    BY THE ASSOCIATED PRESS | Updated: Thu, Sep 18, 2014

    Republican U.S. Rep. Jim Bridenstine was the only member of Oklahoma’s U.S. House delegation to vote against President Barack Obama’s request to train and arm rebels fighting Islamic State militants in Syria. U.S. Reps. Tom Cole, James Lankford, Frank Lucas and Markwayne Mullin all voted in favor of the plan, which passed the House on a 273-156 vote Wednesday. The U.S. Senate is expected to take up the proposal Thursday. Bridenstine says that if the Islamic State is deemed a threat, the United States should “eliminate it,” not train and arm rebels. The proposal was added to a must-pass, stopgap spending bill to keep government agencies operating into December.
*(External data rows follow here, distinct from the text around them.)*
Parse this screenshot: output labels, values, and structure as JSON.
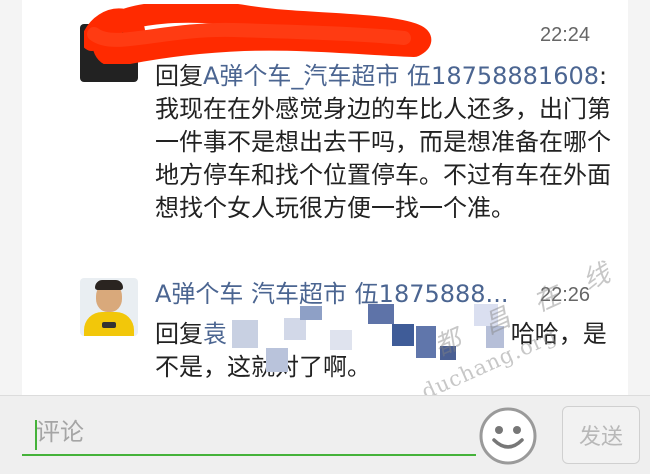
{
  "comments": [
    {
      "time": "22:24",
      "reply_prefix": "回复",
      "reply_target": "A弹个车_汽车超市  伍18758881608",
      "text": ": 我现在在外感觉身边的车比人还多，出门第一件事不是想出去干吗，而是想准备在哪个地方停车和找个位置停车。不过有车在外面想找个女人玩很方便一找一个准。"
    },
    {
      "author": "A弹个车  汽车超市  伍1875888...",
      "time": "22:26",
      "reply_prefix": "回复",
      "reply_target": "袁",
      "text": ": 哈哈，是不是，这就对了啊。"
    }
  ],
  "watermark": {
    "cn": "都 昌 在 线",
    "en": "duchang.org"
  },
  "input": {
    "placeholder": "评论"
  },
  "buttons": {
    "send_label": "发送",
    "emoji_icon": "smiley-face-icon"
  },
  "colors": {
    "name_link": "#4b6591",
    "input_underline": "#45b23a",
    "redaction": "#ff2a00"
  }
}
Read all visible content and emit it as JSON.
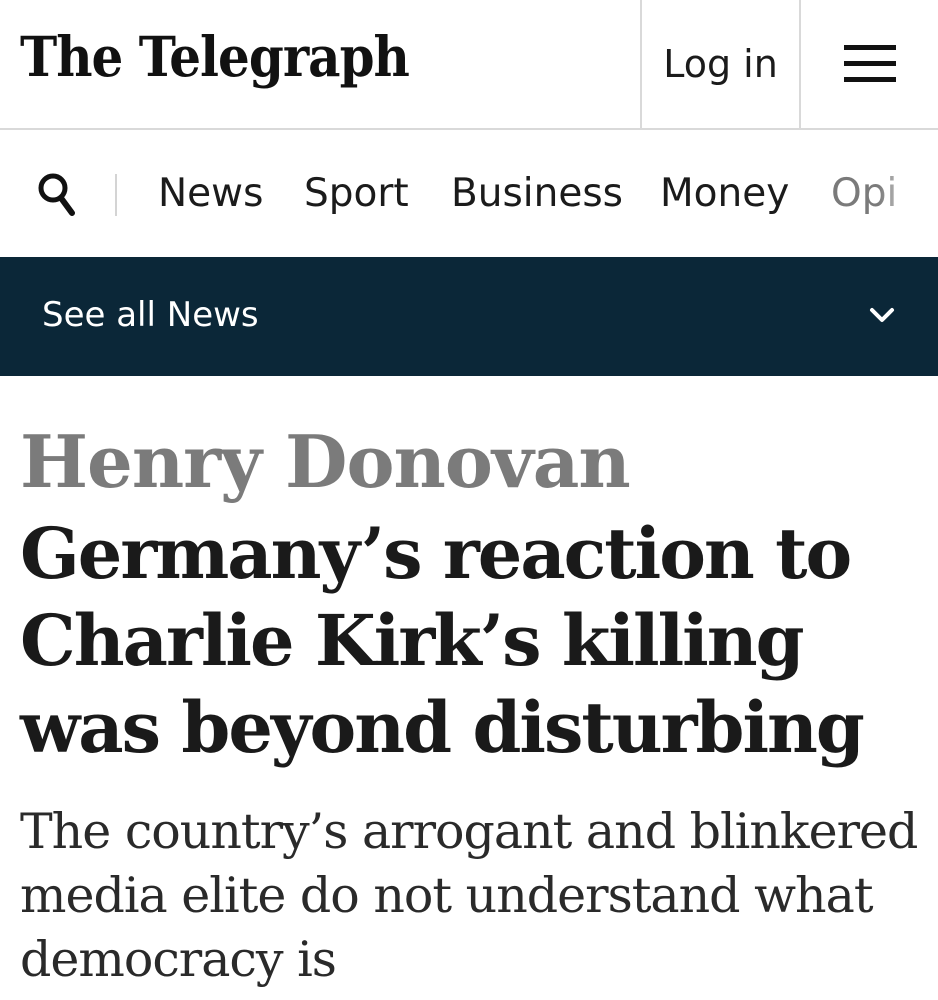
{
  "masthead": {
    "logo_text": "The Telegraph",
    "login_label": "Log in",
    "menu_icon": "hamburger-menu-icon"
  },
  "section_nav": {
    "search_icon": "search-icon",
    "items": [
      {
        "label": "News"
      },
      {
        "label": "Sport"
      },
      {
        "label": "Business"
      },
      {
        "label": "Money"
      },
      {
        "label": "Opi"
      }
    ]
  },
  "subnav": {
    "label": "See all News",
    "icon": "chevron-down-icon",
    "background": "#0b2738"
  },
  "article": {
    "author": "Henry Donovan",
    "headline_lines": [
      "Germany’s reaction to",
      "Charlie Kirk’s killing",
      "was beyond disturbing"
    ],
    "standfirst_lines": [
      "The country’s arrogant and blinkered",
      "media elite do not understand what",
      "democracy is"
    ]
  }
}
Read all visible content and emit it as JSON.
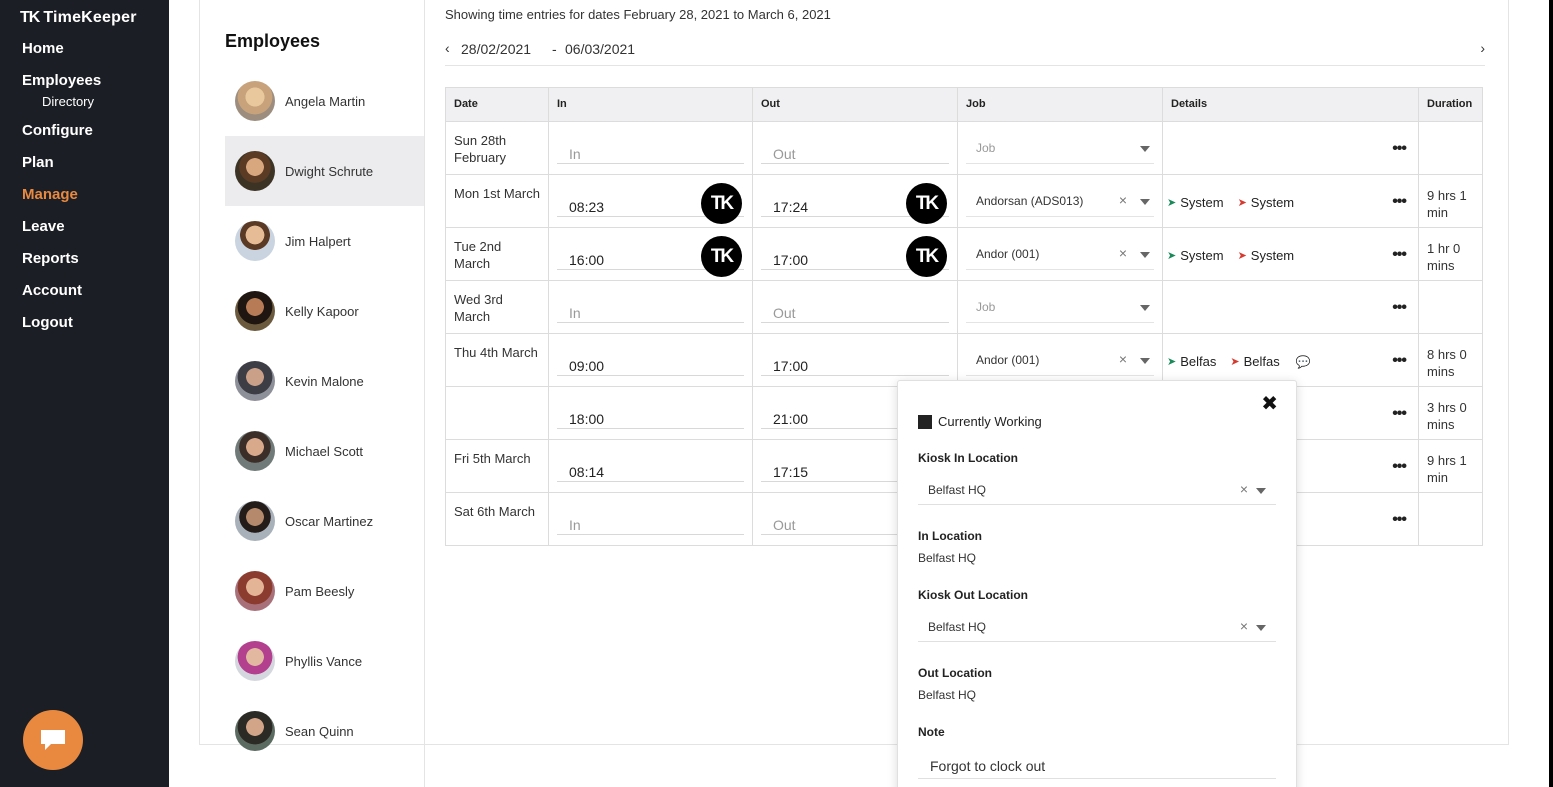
{
  "app": {
    "logo_mark": "TK",
    "logo_text": "TimeKeeper"
  },
  "sidebar": {
    "items": [
      {
        "label": "Home"
      },
      {
        "label": "Employees"
      },
      {
        "label": "Directory"
      },
      {
        "label": "Configure"
      },
      {
        "label": "Plan"
      },
      {
        "label": "Manage"
      },
      {
        "label": "Leave"
      },
      {
        "label": "Reports"
      },
      {
        "label": "Account"
      },
      {
        "label": "Logout"
      }
    ],
    "active_item": "Manage",
    "chat_icon": "chat-icon"
  },
  "employees": {
    "title": "Employees",
    "list": [
      {
        "name": "Angela Martin"
      },
      {
        "name": "Dwight Schrute"
      },
      {
        "name": "Jim Halpert"
      },
      {
        "name": "Kelly Kapoor"
      },
      {
        "name": "Kevin Malone"
      },
      {
        "name": "Michael Scott"
      },
      {
        "name": "Oscar Martinez"
      },
      {
        "name": "Pam Beesly"
      },
      {
        "name": "Phyllis Vance"
      },
      {
        "name": "Sean Quinn"
      }
    ],
    "selected": "Dwight Schrute"
  },
  "range": {
    "caption": "Showing time entries for dates February 28, 2021 to March 6, 2021",
    "start": "28/02/2021",
    "separator": "-",
    "end": "06/03/2021",
    "prev": "‹",
    "next": "›"
  },
  "table": {
    "headers": {
      "date": "Date",
      "in": "In",
      "out": "Out",
      "job": "Job",
      "details": "Details",
      "duration": "Duration"
    },
    "placeholders": {
      "in": "In",
      "out": "Out",
      "job": "Job"
    },
    "badge": "TK",
    "more": "•••",
    "rows": [
      {
        "date": "Sun 28th February",
        "in": "",
        "out": "",
        "job": "",
        "d1": "",
        "d2": "",
        "duration": ""
      },
      {
        "date": "Mon 1st March",
        "in": "08:23",
        "out": "17:24",
        "job": "Andorsan (ADS013)",
        "d1": "System",
        "d2": "System",
        "duration": "9 hrs 1 min"
      },
      {
        "date": "Tue 2nd March",
        "in": "16:00",
        "out": "17:00",
        "job": "Andor (001)",
        "d1": "System",
        "d2": "System",
        "duration": "1 hr 0 mins"
      },
      {
        "date": "Wed 3rd March",
        "in": "",
        "out": "",
        "job": "",
        "d1": "",
        "d2": "",
        "duration": ""
      },
      {
        "date": "Thu 4th March",
        "in": "09:00",
        "out": "17:00",
        "job": "Andor (001)",
        "d1": "Belfas",
        "d2": "Belfas",
        "duration": "8 hrs 0 mins"
      },
      {
        "date": "",
        "in": "18:00",
        "out": "21:00",
        "job": "",
        "d1": "",
        "d2": "",
        "duration": "3 hrs 0 mins"
      },
      {
        "date": "Fri 5th March",
        "in": "08:14",
        "out": "17:15",
        "job": "",
        "d1": "",
        "d2": "",
        "duration": "9 hrs 1 min"
      },
      {
        "date": "Sat 6th March",
        "in": "",
        "out": "",
        "job": "",
        "d1": "",
        "d2": "",
        "duration": ""
      }
    ]
  },
  "popup": {
    "close": "✖",
    "currently_working": "Currently Working",
    "kiosk_in_label": "Kiosk In Location",
    "kiosk_in_value": "Belfast HQ",
    "in_location_label": "In Location",
    "in_location_value": "Belfast HQ",
    "kiosk_out_label": "Kiosk Out Location",
    "kiosk_out_value": "Belfast HQ",
    "out_location_label": "Out Location",
    "out_location_value": "Belfast HQ",
    "note_label": "Note",
    "note_value": "Forgot to clock out"
  },
  "colors": {
    "sidebar_bg": "#1b1e24",
    "accent": "#e8893f",
    "selected_row": "#ececef"
  }
}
The measure is the last major business on Capitol

  • UPS will hire hundreds in Oklahoma City area for holiday shipping rush

    FROM STAFF AND WIRE REPORTS | Updated: Wed, Sep 17, 2014

    Nationally, United Parcel Service Inc. said that it will hire up to 95,000 workers for the holidays.

  • Video: Tiny hamster vs. world champ in hot dog eating contest

    Tracie Knabe Snowder, KSL | Updated: Wed, Sep 17, 2014

    In a battle of food-scarfing capabilities, a tiny hamster takes on competitive eating champion Takeru Kobayashi in the world's most adorable hot dog eating contest.

  • Oklahoma business briefs for Sept. 18, 2014

    Published: Wed, Sep 17, 2014

    Oklahoma business briefs for Sept. 18, 2014

  • Child poverty just dropped for the first time since 2000

    Lane Anderson, Deseret News | Updated: Tue, Sep 16, 2014

    Child poverty dropped for the first time in 13 years — but 14 million American kids still live in poverty.

  • Delaying Social Security might make financial sense

    Flint Stephens, KSL | Updated: Wed, Sep 10, 2014

    Many people begin taking Social Security benefits as soon as they qualify. Most are unaware that there can be sound financial reasons for delaying those benefits.

  • President Barack Obama awards Medal of Honor to two Oklahoma men who fought in Vietnam

    By Chris Casteel, Washington Bureau | Published: Mon, Sep 15, 2014

    At a White House ceremony, President Barack Obama told the stories of bravery and sacrifice of Oklahoma men Donald P. Sloat and Bennie G. Adkins and awarded the nation’s highest military honor.

  • 'I am Adam Lanza's Mother' author Liza Long says moms of mentally ill children need more help

    Lane Anderson, Deseret News | Updated: Sun, Sep 14, 2014

    Two years ago, after the Sandy Hook shootings, Boise mom Liza Long wrote a blog post that went viral about her struggles with her mentally ill teenager. Today her son is healthy, and her new book is a plea for help for other families.

  • Bridging the gap: Can empathy be taught?

    Amy McDonald, Deseret News | Updated: Fri, Sep 12, 2014

    A growing movement in higher education is trying to teach empathy.

  • Bride surprises dying dad with wedding in hospital room

    Tracie Knabe Snowder, KSL | Updated: Sun, Sep 14, 2014

    A bride who knew her father had only weeks to live surprised him by canceling her dream wedding and brought the ceremony to his hospital room so he could give her away and dance with her.

  • 9/11 spawned hundreds of charities. Here are the ones that are left

    Lane Anderson, Deseret News | Updated: Fri, Sep 12, 2014

    Disasters create lots of good intentions — but they can be misplaced. Of the 300 charities created in the aftermath of 9/11, only a few are still around.

  • Courage, detective work led to Medal of Honor for Oklahoman killed in Vietnam

    By Chris Casteel, Washington Bureau | Updated: Sun, Sep 14, 2014

    A website posting and a call out of the blue led the mother of U.S. Army Spc. 4 Donald P. Sloat, of Coweta, Oklahoma, who was killed 40 years earlier in Vietnam, on a long-shot quest to get his selfless act of bravery recognized.